WORK TO BE COMPLETED >> The records follow. Count the lines holding "procedures" and give only the number.
*** Opening of SUPPLIED RECORDS ***
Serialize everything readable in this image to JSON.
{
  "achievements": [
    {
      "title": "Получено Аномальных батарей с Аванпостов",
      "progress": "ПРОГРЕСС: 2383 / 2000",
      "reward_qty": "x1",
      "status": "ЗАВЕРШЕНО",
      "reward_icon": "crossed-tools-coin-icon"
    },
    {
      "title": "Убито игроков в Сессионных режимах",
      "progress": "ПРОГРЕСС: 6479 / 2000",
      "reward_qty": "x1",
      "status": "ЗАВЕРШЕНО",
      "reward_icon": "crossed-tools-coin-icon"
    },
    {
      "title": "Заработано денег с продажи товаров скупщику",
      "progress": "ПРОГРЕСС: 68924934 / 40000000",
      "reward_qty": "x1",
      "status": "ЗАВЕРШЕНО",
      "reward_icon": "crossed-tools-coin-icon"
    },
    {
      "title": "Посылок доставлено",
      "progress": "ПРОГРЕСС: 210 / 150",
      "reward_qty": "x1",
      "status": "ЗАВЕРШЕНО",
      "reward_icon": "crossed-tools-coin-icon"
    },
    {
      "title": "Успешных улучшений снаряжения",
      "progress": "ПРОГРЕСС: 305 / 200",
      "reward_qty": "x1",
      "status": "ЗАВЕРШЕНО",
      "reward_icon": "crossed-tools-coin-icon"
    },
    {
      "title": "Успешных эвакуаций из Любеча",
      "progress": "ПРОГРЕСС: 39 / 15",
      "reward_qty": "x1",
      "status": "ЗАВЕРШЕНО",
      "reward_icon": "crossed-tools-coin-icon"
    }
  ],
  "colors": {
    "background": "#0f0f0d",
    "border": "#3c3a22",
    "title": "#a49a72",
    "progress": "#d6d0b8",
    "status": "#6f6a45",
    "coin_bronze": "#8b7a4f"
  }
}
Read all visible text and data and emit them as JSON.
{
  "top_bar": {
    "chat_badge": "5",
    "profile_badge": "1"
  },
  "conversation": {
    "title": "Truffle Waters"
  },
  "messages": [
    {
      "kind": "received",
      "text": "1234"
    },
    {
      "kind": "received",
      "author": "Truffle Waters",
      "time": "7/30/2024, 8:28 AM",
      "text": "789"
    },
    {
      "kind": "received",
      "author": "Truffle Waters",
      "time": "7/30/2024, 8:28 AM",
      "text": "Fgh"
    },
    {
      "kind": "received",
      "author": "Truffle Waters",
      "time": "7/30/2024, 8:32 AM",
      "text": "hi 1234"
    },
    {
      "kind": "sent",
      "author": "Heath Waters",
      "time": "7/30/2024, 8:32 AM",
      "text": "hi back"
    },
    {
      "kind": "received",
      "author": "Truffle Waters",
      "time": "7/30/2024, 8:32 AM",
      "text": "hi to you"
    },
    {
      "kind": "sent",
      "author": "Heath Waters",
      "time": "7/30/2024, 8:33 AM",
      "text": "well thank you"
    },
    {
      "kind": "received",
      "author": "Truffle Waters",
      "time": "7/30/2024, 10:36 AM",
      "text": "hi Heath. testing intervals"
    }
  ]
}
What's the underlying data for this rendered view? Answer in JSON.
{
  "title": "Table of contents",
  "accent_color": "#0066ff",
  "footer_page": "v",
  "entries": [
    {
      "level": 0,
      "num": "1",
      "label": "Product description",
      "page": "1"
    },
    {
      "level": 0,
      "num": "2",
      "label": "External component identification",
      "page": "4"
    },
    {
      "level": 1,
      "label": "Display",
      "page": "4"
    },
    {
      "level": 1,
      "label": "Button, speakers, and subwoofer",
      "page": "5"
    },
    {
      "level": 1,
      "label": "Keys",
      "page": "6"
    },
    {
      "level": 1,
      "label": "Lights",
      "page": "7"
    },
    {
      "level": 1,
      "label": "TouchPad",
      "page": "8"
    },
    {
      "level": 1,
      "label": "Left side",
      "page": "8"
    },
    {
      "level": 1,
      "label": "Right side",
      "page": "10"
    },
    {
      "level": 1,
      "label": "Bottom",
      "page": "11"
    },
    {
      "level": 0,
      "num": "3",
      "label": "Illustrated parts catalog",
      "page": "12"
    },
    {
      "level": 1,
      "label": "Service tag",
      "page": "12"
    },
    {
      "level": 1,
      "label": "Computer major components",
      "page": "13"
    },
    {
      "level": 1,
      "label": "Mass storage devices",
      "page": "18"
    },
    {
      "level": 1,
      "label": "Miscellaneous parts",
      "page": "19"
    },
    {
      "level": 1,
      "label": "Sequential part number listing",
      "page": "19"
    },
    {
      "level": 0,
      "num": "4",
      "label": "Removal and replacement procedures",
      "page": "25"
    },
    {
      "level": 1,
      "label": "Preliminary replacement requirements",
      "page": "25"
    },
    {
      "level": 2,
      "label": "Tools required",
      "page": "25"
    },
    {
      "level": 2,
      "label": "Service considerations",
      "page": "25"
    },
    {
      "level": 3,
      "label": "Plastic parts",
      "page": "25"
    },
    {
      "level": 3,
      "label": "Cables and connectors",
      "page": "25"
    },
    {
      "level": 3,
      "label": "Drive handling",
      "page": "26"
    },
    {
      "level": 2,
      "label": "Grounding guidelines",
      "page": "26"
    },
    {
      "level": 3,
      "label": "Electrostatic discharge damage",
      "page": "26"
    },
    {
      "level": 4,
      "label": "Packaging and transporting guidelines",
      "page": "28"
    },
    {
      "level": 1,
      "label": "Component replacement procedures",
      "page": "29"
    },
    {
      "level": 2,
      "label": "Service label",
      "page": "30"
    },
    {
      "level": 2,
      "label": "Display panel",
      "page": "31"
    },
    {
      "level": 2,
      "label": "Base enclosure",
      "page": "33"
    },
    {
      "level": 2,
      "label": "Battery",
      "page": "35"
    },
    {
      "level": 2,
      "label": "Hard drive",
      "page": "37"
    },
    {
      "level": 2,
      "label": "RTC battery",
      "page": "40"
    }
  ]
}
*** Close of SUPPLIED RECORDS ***
TASK SOLUTION >> 2